Sunday, August 27, 2006

My Favorite Songsters

NOTE: None of the photos in this entry are my own.

There are few birds than can match the voice of any given member of the thrush family.

Over the past day or so, some of you may have noticed the addition of sound to my blog. Rather than choose automatically playing music, I opted to go for the enchanting natural music of one of my favorite songbirds; the Hermit Thrush, for an authentic Northeastern forest vibe.

With it's drab coloration, the hermit thrush is more often heard than seen. It feeds within our forests (and possibly yours), by digging around leaf litter, and occassionally taking after insects by wing. (See range map below.)

The French refer to it as the Grive solitaire, a name that seems more phonetically fitting, for such an eloquent songster. (Why is it that everything sounds so much more appealing in french?)

The Hermit Thrush is the hardiest of all thrushes, often wintering here in Pennsylvania when other thrushes have long dissapeared. Perhaps the fact that it's not a 'fair weather friend' to Pennsylvania is why I enjoy it's company so much.

Similar species, who's voices are equally appealing (click links for song) :

The Wood Thrush is the most common thrush in Pennsylvania, aside from the American Robin.

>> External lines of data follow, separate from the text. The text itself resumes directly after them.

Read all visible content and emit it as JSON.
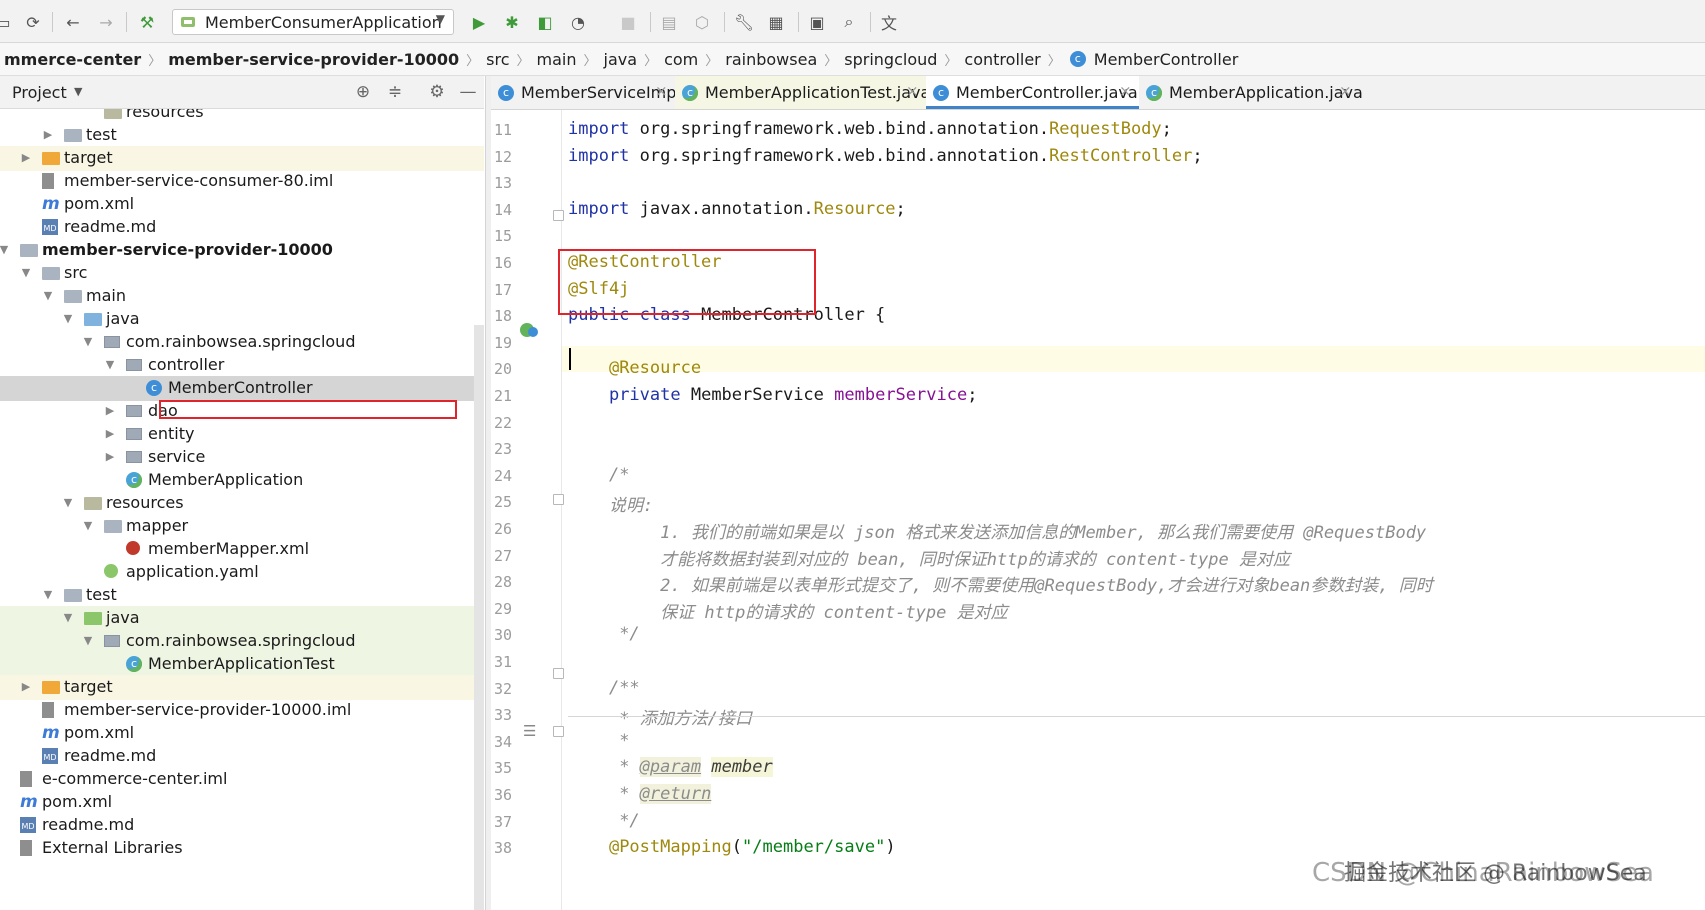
{
  "toolbar": {
    "run_config": "MemberConsumerApplication",
    "icons": [
      "save-all-icon",
      "sync-icon",
      "back-icon",
      "forward-icon",
      "build-icon",
      "run-icon",
      "debug-icon",
      "coverage-icon",
      "profile-icon",
      "stop-icon",
      "attach-icon",
      "deploy-icon",
      "settings-icon",
      "project-structure-icon",
      "terminal-icon",
      "search-icon",
      "translate-icon"
    ]
  },
  "breadcrumb": [
    "mmerce-center",
    "member-service-provider-10000",
    "src",
    "main",
    "java",
    "com",
    "rainbowsea",
    "springcloud",
    "controller",
    "MemberController"
  ],
  "project": {
    "title": "Project",
    "tree": [
      {
        "label": "resources",
        "depth": 4,
        "icon": "res",
        "arrow": ""
      },
      {
        "label": "test",
        "depth": 2,
        "icon": "folder",
        "arrow": "right"
      },
      {
        "label": "target",
        "depth": 1,
        "icon": "target",
        "arrow": "right",
        "hl": "target"
      },
      {
        "label": "member-service-consumer-80.iml",
        "depth": 1,
        "icon": "file",
        "arrow": ""
      },
      {
        "label": "pom.xml",
        "depth": 1,
        "icon": "m",
        "arrow": ""
      },
      {
        "label": "readme.md",
        "depth": 1,
        "icon": "md",
        "arrow": ""
      },
      {
        "label": "member-service-provider-10000",
        "depth": 0,
        "icon": "folder",
        "arrow": "down",
        "bold": true
      },
      {
        "label": "src",
        "depth": 1,
        "icon": "folder",
        "arrow": "down"
      },
      {
        "label": "main",
        "depth": 2,
        "icon": "folder",
        "arrow": "down"
      },
      {
        "label": "java",
        "depth": 3,
        "icon": "src",
        "arrow": "down"
      },
      {
        "label": "com.rainbowsea.springcloud",
        "depth": 4,
        "icon": "pkg",
        "arrow": "down"
      },
      {
        "label": "controller",
        "depth": 5,
        "icon": "pkg",
        "arrow": "down"
      },
      {
        "label": "MemberController",
        "depth": 6,
        "icon": "class",
        "arrow": "",
        "selected": true
      },
      {
        "label": "dao",
        "depth": 5,
        "icon": "pkg",
        "arrow": "right"
      },
      {
        "label": "entity",
        "depth": 5,
        "icon": "pkg",
        "arrow": "right"
      },
      {
        "label": "service",
        "depth": 5,
        "icon": "pkg",
        "arrow": "right"
      },
      {
        "label": "MemberApplication",
        "depth": 5,
        "icon": "spring",
        "arrow": ""
      },
      {
        "label": "resources",
        "depth": 3,
        "icon": "res",
        "arrow": "down"
      },
      {
        "label": "mapper",
        "depth": 4,
        "icon": "folder",
        "arrow": "down"
      },
      {
        "label": "memberMapper.xml",
        "depth": 5,
        "icon": "xml",
        "arrow": ""
      },
      {
        "label": "application.yaml",
        "depth": 4,
        "icon": "yaml",
        "arrow": ""
      },
      {
        "label": "test",
        "depth": 2,
        "icon": "folder",
        "arrow": "down"
      },
      {
        "label": "java",
        "depth": 3,
        "icon": "test",
        "arrow": "down",
        "hl": "test"
      },
      {
        "label": "com.rainbowsea.springcloud",
        "depth": 4,
        "icon": "pkg",
        "arrow": "down",
        "hl": "test"
      },
      {
        "label": "MemberApplicationTest",
        "depth": 5,
        "icon": "spring",
        "arrow": "",
        "hl": "test"
      },
      {
        "label": "target",
        "depth": 1,
        "icon": "target",
        "arrow": "right",
        "hl": "target"
      },
      {
        "label": "member-service-provider-10000.iml",
        "depth": 1,
        "icon": "file",
        "arrow": ""
      },
      {
        "label": "pom.xml",
        "depth": 1,
        "icon": "m",
        "arrow": ""
      },
      {
        "label": "readme.md",
        "depth": 1,
        "icon": "md",
        "arrow": ""
      },
      {
        "label": "e-commerce-center.iml",
        "depth": 0,
        "icon": "file",
        "arrow": ""
      },
      {
        "label": "pom.xml",
        "depth": 0,
        "icon": "m",
        "arrow": ""
      },
      {
        "label": "readme.md",
        "depth": 0,
        "icon": "md",
        "arrow": ""
      },
      {
        "label": "External Libraries",
        "depth": 0,
        "icon": "lib",
        "arrow": ""
      }
    ]
  },
  "tabs": [
    {
      "label": "MemberServiceImpl.java",
      "icon": "class",
      "state": "normal"
    },
    {
      "label": "MemberApplicationTest.java",
      "icon": "spring",
      "state": "modified"
    },
    {
      "label": "MemberController.java",
      "icon": "class",
      "state": "active"
    },
    {
      "label": "MemberApplication.java",
      "icon": "spring",
      "state": "normal"
    }
  ],
  "editor": {
    "line_numbers": [
      "11",
      "12",
      "13",
      "14",
      "15",
      "16",
      "17",
      "18",
      "19",
      "20",
      "21",
      "22",
      "23",
      "24",
      "25",
      "26",
      "27",
      "28",
      "29",
      "30",
      "31",
      "32",
      "33",
      "34",
      "35",
      "36",
      "37",
      "38"
    ],
    "lines": [
      [
        {
          "t": "import",
          "c": "kw"
        },
        {
          "t": " org.springframework.web.bind.annotation."
        },
        {
          "t": "RequestBody",
          "c": "ann"
        },
        {
          "t": ";"
        }
      ],
      [
        {
          "t": "import",
          "c": "kw"
        },
        {
          "t": " org.springframework.web.bind.annotation."
        },
        {
          "t": "RestController",
          "c": "ann"
        },
        {
          "t": ";"
        }
      ],
      [],
      [
        {
          "t": "import",
          "c": "kw"
        },
        {
          "t": " javax.annotation."
        },
        {
          "t": "Resource",
          "c": "ann"
        },
        {
          "t": ";"
        }
      ],
      [],
      [
        {
          "t": "@RestController",
          "c": "ann"
        }
      ],
      [
        {
          "t": "@Slf4j",
          "c": "ann"
        }
      ],
      [
        {
          "t": "public class",
          "c": "kw"
        },
        {
          "t": " MemberController {"
        }
      ],
      [],
      [
        {
          "t": "    "
        },
        {
          "t": "@Resource",
          "c": "ann"
        }
      ],
      [
        {
          "t": "    "
        },
        {
          "t": "private",
          "c": "kw"
        },
        {
          "t": " MemberService "
        },
        {
          "t": "memberService",
          "c": "fld"
        },
        {
          "t": ";"
        }
      ],
      [],
      [],
      [
        {
          "t": "    "
        },
        {
          "t": "/*",
          "c": "cmt"
        }
      ],
      [
        {
          "t": "    "
        },
        {
          "t": "说明:",
          "c": "cmt"
        }
      ],
      [
        {
          "t": "         "
        },
        {
          "t": "1. 我们的前端如果是以 json 格式来发送添加信息的Member, 那么我们需要使用 @RequestBody",
          "c": "cmt"
        }
      ],
      [
        {
          "t": "         "
        },
        {
          "t": "才能将数据封装到对应的 bean, 同时保证http的请求的 content-type 是对应",
          "c": "cmt"
        }
      ],
      [
        {
          "t": "         "
        },
        {
          "t": "2. 如果前端是以表单形式提交了, 则不需要使用@RequestBody,才会进行对象bean参数封装, 同时",
          "c": "cmt"
        }
      ],
      [
        {
          "t": "         "
        },
        {
          "t": "保证 http的请求的 content-type 是对应",
          "c": "cmt"
        }
      ],
      [
        {
          "t": "     "
        },
        {
          "t": "*/",
          "c": "cmt"
        }
      ],
      [],
      [
        {
          "t": "    "
        },
        {
          "t": "/**",
          "c": "cmt"
        }
      ],
      [
        {
          "t": "     "
        },
        {
          "t": "* 添加方法/接口",
          "c": "cmt"
        }
      ],
      [
        {
          "t": "     "
        },
        {
          "t": "*",
          "c": "cmt"
        }
      ],
      [
        {
          "t": "     "
        },
        {
          "t": "* ",
          "c": "cmt"
        },
        {
          "t": "@param",
          "c": "tag"
        },
        {
          "t": " "
        },
        {
          "t": "member",
          "c": "tagval"
        }
      ],
      [
        {
          "t": "     "
        },
        {
          "t": "* ",
          "c": "cmt"
        },
        {
          "t": "@return",
          "c": "tag"
        }
      ],
      [
        {
          "t": "     "
        },
        {
          "t": "*/",
          "c": "cmt"
        }
      ],
      [
        {
          "t": "    "
        },
        {
          "t": "@PostMapping",
          "c": "ann"
        },
        {
          "t": "("
        },
        {
          "t": "\"/member/save\"",
          "c": "str"
        },
        {
          "t": ")"
        }
      ]
    ]
  },
  "watermark": "CSDN @ChinaRainbowSea",
  "watermark_cn": "掘金技术社区 @ RainbowSea"
}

I see it frequently, and it's song is similar to the Hermit Thrush, but more bubbly. It along with the Hermit Thrush, and Veery, are ranked among my top 5 favorite songbirds to hear.

The Veery is one I seldom hear in this portion of the state, but I have heard it, particularly during spring migration. It's song is more haunting than any of the others, and when I do actually get the chance to hear one sing, it's a special treat!

The Swainson's Thrush migrates through Pennsylvania, but I must say, that much like Lex, and Jude, it is a true Canadian! It migrates thousands of miles across the United States just to reach Canada, and unfortunately, the species is in decline, according to studies. I have heard them in May, but only for a short period as they pass through to their northern breeding grounds.

As August ends, the fall migration is about to begin, so keep your ears open for these lovely birds as they being their annual shift south.

Enjoy the songs, and enjoy the background sound from now on. Hopefully it adds a nifty dimension to my nature-snooping entries.

Peace, love, and love to all.